--- Listed entries Enclosed Below ---

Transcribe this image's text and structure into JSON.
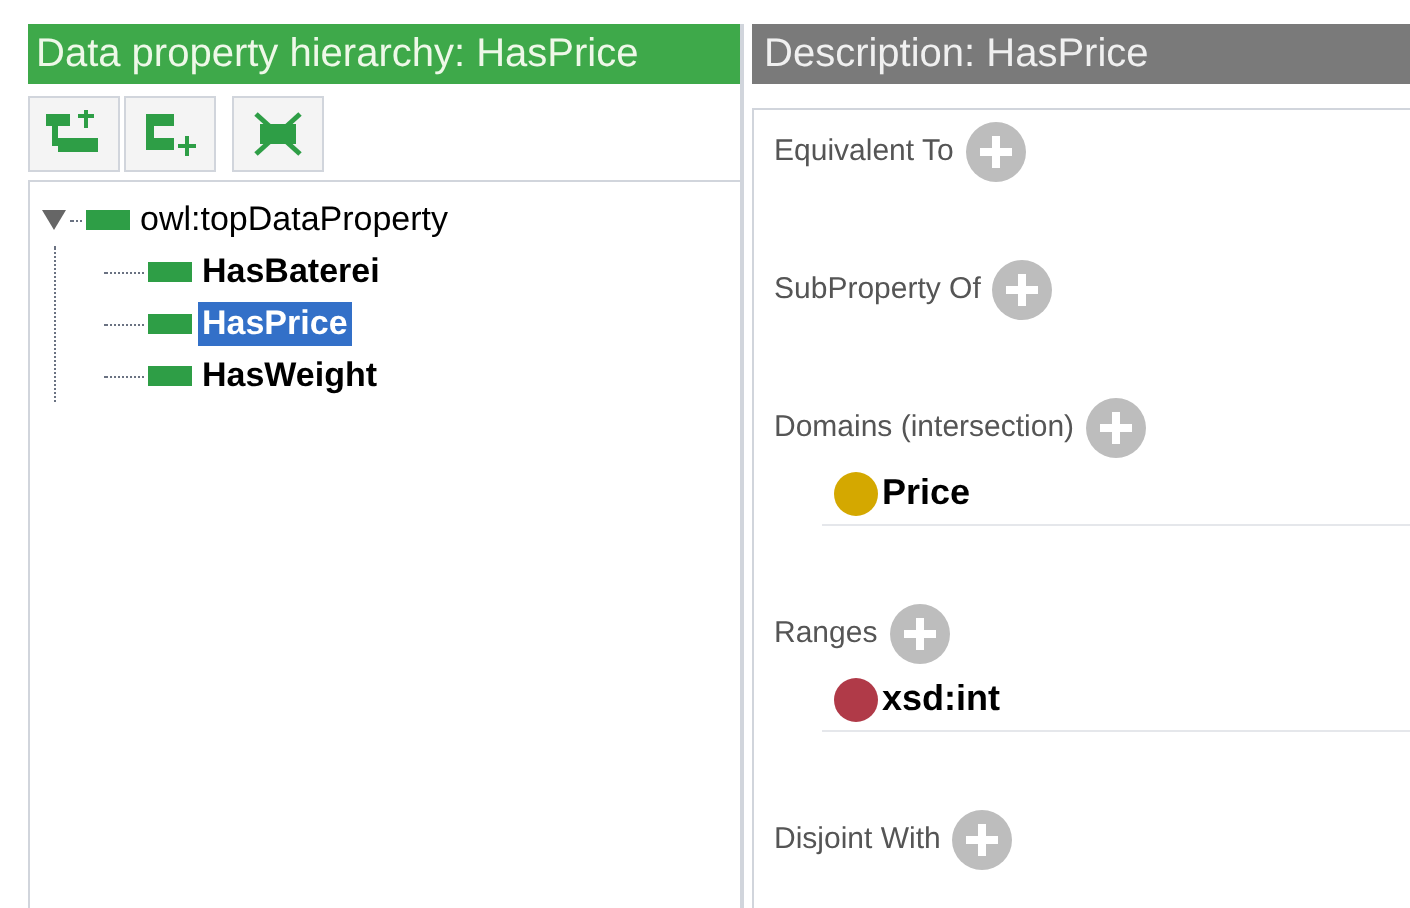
{
  "hierarchy_panel": {
    "title": "Data property hierarchy: HasPrice"
  },
  "tree": [
    {
      "label": "owl:topDataProperty",
      "expanded": true,
      "selected": false,
      "children": [
        {
          "label": "HasBaterei",
          "selected": false
        },
        {
          "label": "HasPrice",
          "selected": true
        },
        {
          "label": "HasWeight",
          "selected": false
        }
      ]
    }
  ],
  "description_panel": {
    "title": "Description: HasPrice"
  },
  "sections": [
    {
      "label": "Equivalent To"
    },
    {
      "label": "SubProperty Of"
    },
    {
      "label": "Domains (intersection)",
      "items": [
        {
          "label": "Price",
          "color": "#d4a800"
        }
      ]
    },
    {
      "label": "Ranges",
      "items": [
        {
          "label": "xsd:int",
          "color": "#b03a48"
        }
      ]
    },
    {
      "label": "Disjoint With"
    }
  ]
}
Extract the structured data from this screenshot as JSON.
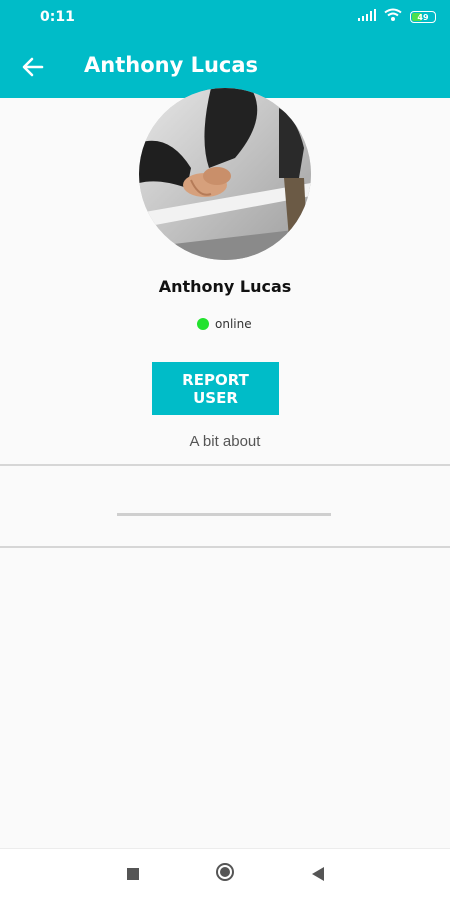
{
  "status_bar": {
    "time": "0:11",
    "battery_level": "49",
    "battery_fraction": 0.49,
    "signal_icon": "signal-icon",
    "wifi_icon": "wifi-icon",
    "battery_icon": "battery-icon"
  },
  "app_bar": {
    "title": "Anthony Lucas",
    "back_icon": "arrow-left-icon"
  },
  "profile": {
    "avatar": "holding-hands-photo",
    "name": "Anthony Lucas",
    "status": "online",
    "status_color": "#22e22e"
  },
  "actions": {
    "report_label": "REPORT USER"
  },
  "about": {
    "label": "A bit about",
    "text": ""
  },
  "nav_bar": {
    "recents_icon": "square-icon",
    "home_icon": "circle-icon",
    "back_icon": "triangle-back-icon"
  },
  "colors": {
    "accent": "#00bcc8",
    "background": "#fafafa"
  }
}
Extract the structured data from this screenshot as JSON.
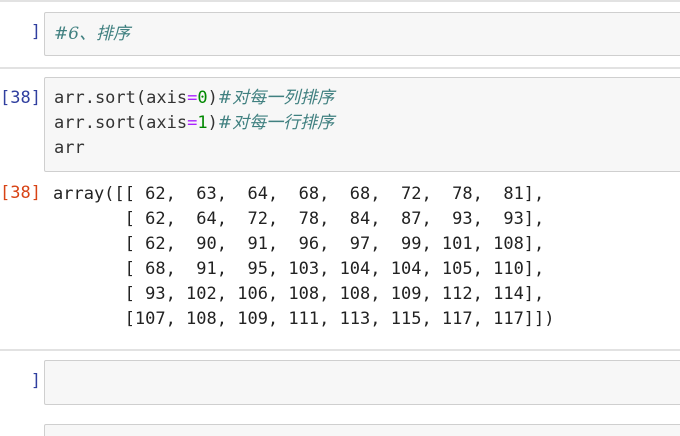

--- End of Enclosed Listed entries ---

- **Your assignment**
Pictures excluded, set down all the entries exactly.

- **Exercise solution**
Transcribe this image's text and structure into JSON.
{
  "hierarchy_panel": {
    "title": "Data property hierarchy: HasPrice"
  },
  "tree": [
    {
      "label": "owl:topDataProperty",
      "expanded": true,
      "selected": false,
      "children": [
        {
          "label": "HasBaterei",
          "selected": false
        },
        {
          "label": "HasPrice",
          "selected": true
        },
        {
          "label": "HasWeight",
          "selected": false
        }
      ]
    }
  ],
  "description_panel": {
    "title": "Description: HasPrice"
  },
  "sections": [
    {
      "label": "Equivalent To"
    },
    {
      "label": "SubProperty Of"
    },
    {
      "label": "Domains (intersection)",
      "items": [
        {
          "label": "Price",
          "color": "#d4a800"
        }
      ]
    },
    {
      "label": "Ranges",
      "items": [
        {
          "label": "xsd:int",
          "color": "#b03a48"
        }
      ]
    },
    {
      "label": "Disjoint With"
    }
  ]
}
Extract the structured data from this screenshot as JSON.
{
  "status_bar": {
    "time": "0:11",
    "battery_level": "49",
    "battery_fraction": 0.49,
    "signal_icon": "signal-icon",
    "wifi_icon": "wifi-icon",
    "battery_icon": "battery-icon"
  },
  "app_bar": {
    "title": "Anthony Lucas",
    "back_icon": "arrow-left-icon"
  },
  "profile": {
    "avatar": "holding-hands-photo",
    "name": "Anthony Lucas",
    "status": "online",
    "status_color": "#22e22e"
  },
  "actions": {
    "report_label": "REPORT USER"
  },
  "about": {
    "label": "A bit about",
    "text": ""
  },
  "nav_bar": {
    "recents_icon": "square-icon",
    "home_icon": "circle-icon",
    "back_icon": "triangle-back-icon"
  },
  "colors": {
    "accent": "#00bcc8",
    "background": "#fafafa"
  }
}
Extract the structured data from this screenshot as JSON.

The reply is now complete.